Problem ->
Within the entries that follow, show each line where the word "Field" occurs.
[Opening Source information section]
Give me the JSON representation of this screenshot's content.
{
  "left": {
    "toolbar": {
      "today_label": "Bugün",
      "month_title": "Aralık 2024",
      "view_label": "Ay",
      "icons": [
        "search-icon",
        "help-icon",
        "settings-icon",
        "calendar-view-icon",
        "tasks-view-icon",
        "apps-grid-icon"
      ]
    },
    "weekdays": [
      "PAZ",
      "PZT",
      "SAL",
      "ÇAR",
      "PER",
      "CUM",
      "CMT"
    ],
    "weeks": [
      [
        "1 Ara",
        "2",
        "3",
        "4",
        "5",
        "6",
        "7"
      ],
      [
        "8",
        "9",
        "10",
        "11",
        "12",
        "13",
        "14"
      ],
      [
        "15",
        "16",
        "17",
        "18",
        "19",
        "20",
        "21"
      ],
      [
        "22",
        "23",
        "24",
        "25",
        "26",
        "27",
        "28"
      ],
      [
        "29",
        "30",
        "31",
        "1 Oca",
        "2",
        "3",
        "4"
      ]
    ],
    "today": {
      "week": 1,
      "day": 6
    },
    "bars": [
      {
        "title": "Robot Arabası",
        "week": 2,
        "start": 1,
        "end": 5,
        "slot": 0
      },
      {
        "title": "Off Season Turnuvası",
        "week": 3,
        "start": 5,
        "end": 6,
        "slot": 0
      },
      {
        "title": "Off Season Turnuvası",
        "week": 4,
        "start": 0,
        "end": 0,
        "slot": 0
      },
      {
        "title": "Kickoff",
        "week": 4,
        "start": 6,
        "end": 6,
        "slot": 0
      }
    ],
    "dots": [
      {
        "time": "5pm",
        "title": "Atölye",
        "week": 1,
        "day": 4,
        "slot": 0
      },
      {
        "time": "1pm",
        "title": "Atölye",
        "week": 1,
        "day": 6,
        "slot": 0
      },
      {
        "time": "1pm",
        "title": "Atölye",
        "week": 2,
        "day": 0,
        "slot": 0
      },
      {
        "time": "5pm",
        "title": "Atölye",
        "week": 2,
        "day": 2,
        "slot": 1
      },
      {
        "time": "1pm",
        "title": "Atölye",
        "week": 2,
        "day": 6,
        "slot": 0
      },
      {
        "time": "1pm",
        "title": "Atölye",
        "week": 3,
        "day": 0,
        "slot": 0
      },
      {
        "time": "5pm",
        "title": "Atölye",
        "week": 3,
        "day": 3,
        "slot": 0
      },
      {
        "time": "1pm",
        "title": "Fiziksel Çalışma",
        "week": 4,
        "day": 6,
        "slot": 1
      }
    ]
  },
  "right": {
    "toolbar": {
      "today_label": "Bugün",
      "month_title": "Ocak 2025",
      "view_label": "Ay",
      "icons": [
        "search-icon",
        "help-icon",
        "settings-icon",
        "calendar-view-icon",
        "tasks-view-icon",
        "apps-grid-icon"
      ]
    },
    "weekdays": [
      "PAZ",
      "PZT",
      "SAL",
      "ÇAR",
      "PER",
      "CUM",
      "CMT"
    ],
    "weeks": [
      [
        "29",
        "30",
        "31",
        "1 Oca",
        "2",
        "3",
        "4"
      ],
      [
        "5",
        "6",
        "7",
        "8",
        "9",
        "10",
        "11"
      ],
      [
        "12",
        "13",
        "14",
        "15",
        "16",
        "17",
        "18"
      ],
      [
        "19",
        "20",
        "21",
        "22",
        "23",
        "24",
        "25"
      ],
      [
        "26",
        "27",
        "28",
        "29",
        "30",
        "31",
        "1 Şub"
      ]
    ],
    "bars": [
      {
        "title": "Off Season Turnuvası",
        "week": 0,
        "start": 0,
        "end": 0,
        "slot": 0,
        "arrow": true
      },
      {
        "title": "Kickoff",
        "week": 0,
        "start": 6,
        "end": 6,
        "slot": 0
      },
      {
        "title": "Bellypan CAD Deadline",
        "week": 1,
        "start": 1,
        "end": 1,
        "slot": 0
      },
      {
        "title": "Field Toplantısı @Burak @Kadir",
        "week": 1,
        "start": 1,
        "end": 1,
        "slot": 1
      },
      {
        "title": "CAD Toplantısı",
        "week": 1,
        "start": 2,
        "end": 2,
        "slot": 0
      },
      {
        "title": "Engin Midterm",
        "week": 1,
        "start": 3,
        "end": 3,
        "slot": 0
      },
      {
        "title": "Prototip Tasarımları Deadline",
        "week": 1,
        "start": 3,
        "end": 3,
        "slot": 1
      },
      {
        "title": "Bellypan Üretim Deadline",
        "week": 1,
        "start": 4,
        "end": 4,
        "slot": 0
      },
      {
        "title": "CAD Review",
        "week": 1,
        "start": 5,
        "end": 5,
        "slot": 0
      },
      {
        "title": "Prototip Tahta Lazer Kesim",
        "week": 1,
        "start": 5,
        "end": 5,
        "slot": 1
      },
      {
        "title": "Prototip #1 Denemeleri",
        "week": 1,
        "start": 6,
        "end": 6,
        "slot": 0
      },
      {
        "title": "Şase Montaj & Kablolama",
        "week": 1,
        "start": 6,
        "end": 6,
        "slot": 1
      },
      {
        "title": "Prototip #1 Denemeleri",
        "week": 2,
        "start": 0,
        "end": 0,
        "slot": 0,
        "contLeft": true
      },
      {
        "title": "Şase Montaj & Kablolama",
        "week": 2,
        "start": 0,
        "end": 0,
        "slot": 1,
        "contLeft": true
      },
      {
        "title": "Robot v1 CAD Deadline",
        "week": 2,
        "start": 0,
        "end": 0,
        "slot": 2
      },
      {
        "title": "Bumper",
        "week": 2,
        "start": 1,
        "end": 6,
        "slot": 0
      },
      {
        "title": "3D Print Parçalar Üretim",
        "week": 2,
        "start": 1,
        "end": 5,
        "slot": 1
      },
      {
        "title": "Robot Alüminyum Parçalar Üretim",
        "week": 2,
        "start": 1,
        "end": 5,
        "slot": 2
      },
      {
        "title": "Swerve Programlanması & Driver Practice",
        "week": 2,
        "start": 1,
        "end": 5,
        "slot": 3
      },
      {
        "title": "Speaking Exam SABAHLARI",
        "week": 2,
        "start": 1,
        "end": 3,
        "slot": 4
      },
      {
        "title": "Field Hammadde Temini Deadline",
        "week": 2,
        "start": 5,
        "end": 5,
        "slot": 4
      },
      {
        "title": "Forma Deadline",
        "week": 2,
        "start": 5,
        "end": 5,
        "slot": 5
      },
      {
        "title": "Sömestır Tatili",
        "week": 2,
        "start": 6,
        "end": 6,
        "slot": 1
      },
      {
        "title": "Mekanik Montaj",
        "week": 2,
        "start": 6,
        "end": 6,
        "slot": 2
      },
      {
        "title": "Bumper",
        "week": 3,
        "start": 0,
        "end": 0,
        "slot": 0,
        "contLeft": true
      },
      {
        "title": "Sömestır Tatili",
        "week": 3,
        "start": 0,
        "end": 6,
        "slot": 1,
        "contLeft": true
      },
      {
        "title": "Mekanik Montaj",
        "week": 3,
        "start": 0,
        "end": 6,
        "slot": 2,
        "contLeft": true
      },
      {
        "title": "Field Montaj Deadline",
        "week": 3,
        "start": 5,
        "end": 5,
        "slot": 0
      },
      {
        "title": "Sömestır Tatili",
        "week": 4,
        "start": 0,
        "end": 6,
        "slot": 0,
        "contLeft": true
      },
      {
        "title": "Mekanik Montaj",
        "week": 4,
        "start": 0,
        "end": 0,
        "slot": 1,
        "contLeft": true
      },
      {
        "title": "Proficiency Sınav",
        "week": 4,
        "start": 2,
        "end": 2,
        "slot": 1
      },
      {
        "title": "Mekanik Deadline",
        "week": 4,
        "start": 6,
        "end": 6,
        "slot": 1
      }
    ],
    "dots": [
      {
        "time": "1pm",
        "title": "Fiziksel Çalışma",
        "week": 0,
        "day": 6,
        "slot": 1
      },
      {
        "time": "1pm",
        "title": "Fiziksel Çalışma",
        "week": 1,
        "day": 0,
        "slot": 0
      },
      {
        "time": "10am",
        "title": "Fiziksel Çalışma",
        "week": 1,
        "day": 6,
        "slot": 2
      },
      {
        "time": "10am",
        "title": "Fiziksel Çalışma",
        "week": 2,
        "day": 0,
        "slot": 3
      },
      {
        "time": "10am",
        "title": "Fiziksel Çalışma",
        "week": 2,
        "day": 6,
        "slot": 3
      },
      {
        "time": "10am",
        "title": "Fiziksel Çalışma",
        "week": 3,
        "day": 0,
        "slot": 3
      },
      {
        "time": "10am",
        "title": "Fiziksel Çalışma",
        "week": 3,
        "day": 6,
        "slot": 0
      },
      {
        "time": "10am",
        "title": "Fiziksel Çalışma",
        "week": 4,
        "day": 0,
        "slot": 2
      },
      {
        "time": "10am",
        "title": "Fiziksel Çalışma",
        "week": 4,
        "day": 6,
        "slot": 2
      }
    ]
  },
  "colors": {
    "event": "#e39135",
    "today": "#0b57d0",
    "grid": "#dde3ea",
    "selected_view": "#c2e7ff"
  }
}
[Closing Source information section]
The completed task ->
        "title": "Field Toplantısı @Burak @Kadir",
        "title": "Field Hammadde Temini Deadline",
        "title": "Field Montaj Deadline",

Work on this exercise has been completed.